◆ **Task brief**: Each line below should be repeated exactly, but no picture should be carried over.

◆ **Supplied information**:
↓↓↓

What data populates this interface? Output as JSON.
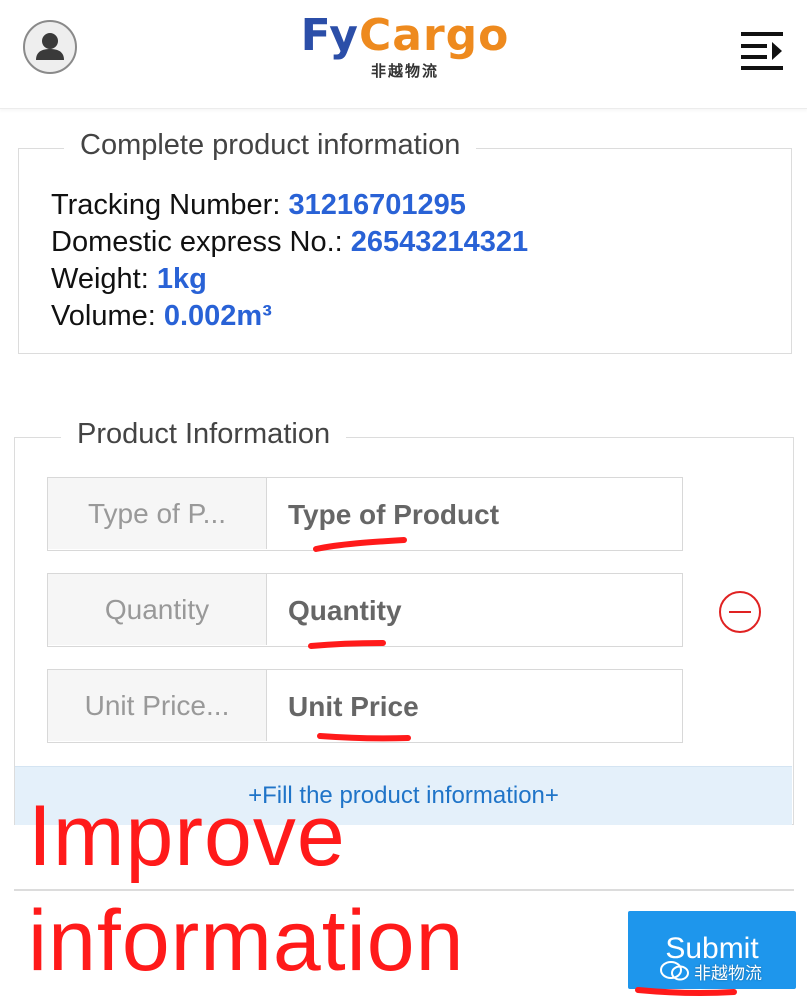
{
  "header": {
    "logo": {
      "part1": "Fy",
      "part2": "Cargo",
      "subtitle": "非越物流"
    },
    "avatar_icon": "user-avatar-icon",
    "menu_icon": "menu-collapse-icon"
  },
  "complete_info": {
    "legend": "Complete product information",
    "tracking_label": "Tracking Number: ",
    "tracking_value": "31216701295",
    "express_label": "Domestic express No.: ",
    "express_value": "26543214321",
    "weight_label": "Weight: ",
    "weight_value": "1kg",
    "volume_label": "Volume: ",
    "volume_value": "0.002m³"
  },
  "product_info": {
    "legend": "Product Information",
    "fields": [
      {
        "label": "Type of P...",
        "value": "Type of Product"
      },
      {
        "label": "Quantity",
        "value": "Quantity"
      },
      {
        "label": "Unit Price...",
        "value": "Unit Price"
      }
    ],
    "add_link": "+Fill the product information+"
  },
  "submit_label": "Submit",
  "annotation": {
    "line1": "Improve",
    "line2": "information",
    "color": "#ff1a1a"
  },
  "watermark": "非越物流",
  "colors": {
    "accent_blue": "#2962d6",
    "button_blue": "#1e96ec",
    "logo_blue": "#2b4ea8",
    "logo_orange": "#ee8a1e",
    "remove_red": "#e02222"
  }
}
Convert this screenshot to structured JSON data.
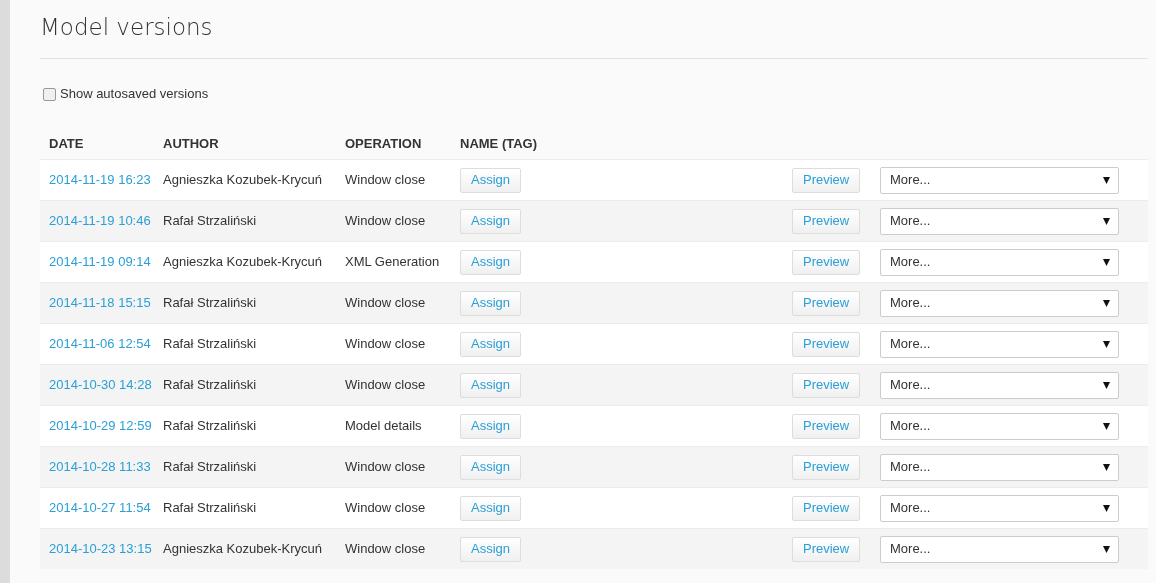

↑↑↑

◆ **Reply**:
What data populates this interface? Output as JSON.
{
  "header": {
    "logo": {
      "part1": "Fy",
      "part2": "Cargo",
      "subtitle": "非越物流"
    },
    "avatar_icon": "user-avatar-icon",
    "menu_icon": "menu-collapse-icon"
  },
  "complete_info": {
    "legend": "Complete product information",
    "tracking_label": "Tracking Number: ",
    "tracking_value": "31216701295",
    "express_label": "Domestic express No.: ",
    "express_value": "26543214321",
    "weight_label": "Weight: ",
    "weight_value": "1kg",
    "volume_label": "Volume: ",
    "volume_value": "0.002m³"
  },
  "product_info": {
    "legend": "Product Information",
    "fields": [
      {
        "label": "Type of P...",
        "value": "Type of Product"
      },
      {
        "label": "Quantity",
        "value": "Quantity"
      },
      {
        "label": "Unit Price...",
        "value": "Unit Price"
      }
    ],
    "add_link": "+Fill the product information+"
  },
  "submit_label": "Submit",
  "annotation": {
    "line1": "Improve",
    "line2": "information",
    "color": "#ff1a1a"
  },
  "watermark": "非越物流",
  "colors": {
    "accent_blue": "#2962d6",
    "button_blue": "#1e96ec",
    "logo_blue": "#2b4ea8",
    "logo_orange": "#ee8a1e",
    "remove_red": "#e02222"
  }
}
Convert this screenshot to structured JSON data.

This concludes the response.